• **PROBLEM REQUIREMENTS**
Search the data for the string "Digital", and report each line where it is found.

Entries from a dataset of interfaces
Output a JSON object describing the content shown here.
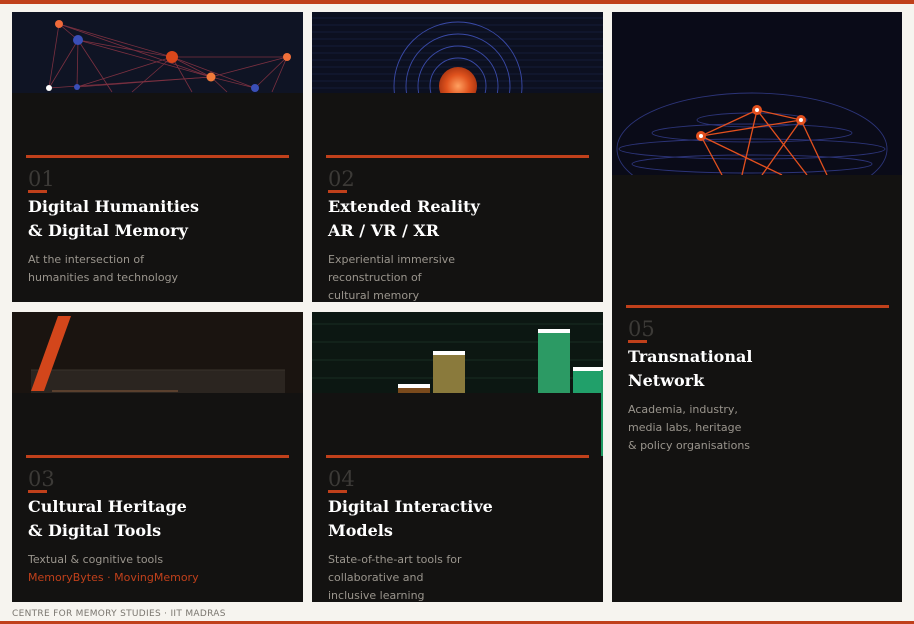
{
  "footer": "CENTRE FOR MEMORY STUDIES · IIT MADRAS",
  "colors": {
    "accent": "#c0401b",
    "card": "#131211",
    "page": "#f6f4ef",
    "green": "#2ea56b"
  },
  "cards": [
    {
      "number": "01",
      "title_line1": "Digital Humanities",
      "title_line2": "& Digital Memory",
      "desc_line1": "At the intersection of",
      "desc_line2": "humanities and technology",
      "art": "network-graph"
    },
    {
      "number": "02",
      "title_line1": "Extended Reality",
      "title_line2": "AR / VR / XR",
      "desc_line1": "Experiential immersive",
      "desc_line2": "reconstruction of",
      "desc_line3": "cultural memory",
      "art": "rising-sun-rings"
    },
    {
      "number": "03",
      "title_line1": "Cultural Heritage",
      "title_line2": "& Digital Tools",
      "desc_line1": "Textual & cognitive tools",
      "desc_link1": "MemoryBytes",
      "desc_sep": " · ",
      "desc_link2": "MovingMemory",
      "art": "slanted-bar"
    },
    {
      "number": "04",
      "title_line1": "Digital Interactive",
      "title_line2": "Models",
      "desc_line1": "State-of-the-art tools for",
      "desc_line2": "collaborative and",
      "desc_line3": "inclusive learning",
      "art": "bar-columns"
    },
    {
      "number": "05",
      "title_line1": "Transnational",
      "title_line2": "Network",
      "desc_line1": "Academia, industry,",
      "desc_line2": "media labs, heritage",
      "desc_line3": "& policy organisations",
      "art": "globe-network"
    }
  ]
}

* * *

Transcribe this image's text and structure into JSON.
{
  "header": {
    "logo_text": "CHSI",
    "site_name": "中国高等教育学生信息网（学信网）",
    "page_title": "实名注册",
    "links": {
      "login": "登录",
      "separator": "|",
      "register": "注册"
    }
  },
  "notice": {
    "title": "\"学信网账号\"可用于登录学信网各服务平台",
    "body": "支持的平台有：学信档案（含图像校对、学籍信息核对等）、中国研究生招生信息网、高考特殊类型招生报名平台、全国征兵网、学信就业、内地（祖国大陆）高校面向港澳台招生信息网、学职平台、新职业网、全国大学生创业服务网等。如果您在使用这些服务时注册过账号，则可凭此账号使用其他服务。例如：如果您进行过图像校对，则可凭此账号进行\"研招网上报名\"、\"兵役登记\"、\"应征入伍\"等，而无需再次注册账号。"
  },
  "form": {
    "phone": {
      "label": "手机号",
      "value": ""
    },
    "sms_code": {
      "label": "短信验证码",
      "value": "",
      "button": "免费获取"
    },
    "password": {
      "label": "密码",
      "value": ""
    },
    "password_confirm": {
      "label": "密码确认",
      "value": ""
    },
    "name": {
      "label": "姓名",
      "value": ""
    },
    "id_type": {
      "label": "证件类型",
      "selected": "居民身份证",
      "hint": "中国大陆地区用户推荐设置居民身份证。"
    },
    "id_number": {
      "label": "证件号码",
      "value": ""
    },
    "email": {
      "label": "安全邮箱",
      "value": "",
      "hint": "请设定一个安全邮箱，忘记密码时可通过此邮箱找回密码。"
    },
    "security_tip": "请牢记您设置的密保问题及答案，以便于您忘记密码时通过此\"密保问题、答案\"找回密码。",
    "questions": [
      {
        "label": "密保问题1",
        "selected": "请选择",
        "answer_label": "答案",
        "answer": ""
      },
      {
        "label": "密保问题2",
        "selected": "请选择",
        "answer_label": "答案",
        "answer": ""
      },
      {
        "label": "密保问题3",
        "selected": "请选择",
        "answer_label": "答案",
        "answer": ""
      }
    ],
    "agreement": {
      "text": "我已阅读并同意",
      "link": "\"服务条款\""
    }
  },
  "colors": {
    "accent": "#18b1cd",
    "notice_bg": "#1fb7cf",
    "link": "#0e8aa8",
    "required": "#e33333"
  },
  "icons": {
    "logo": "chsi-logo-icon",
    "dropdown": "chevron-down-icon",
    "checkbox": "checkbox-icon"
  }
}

• **TASK RESULT**
      "title_line1": "Digital Humanities",
      "title_line2": "& Digital Memory",
      "title_line2": "& Digital Tools",
      "title_line1": "Digital Interactive",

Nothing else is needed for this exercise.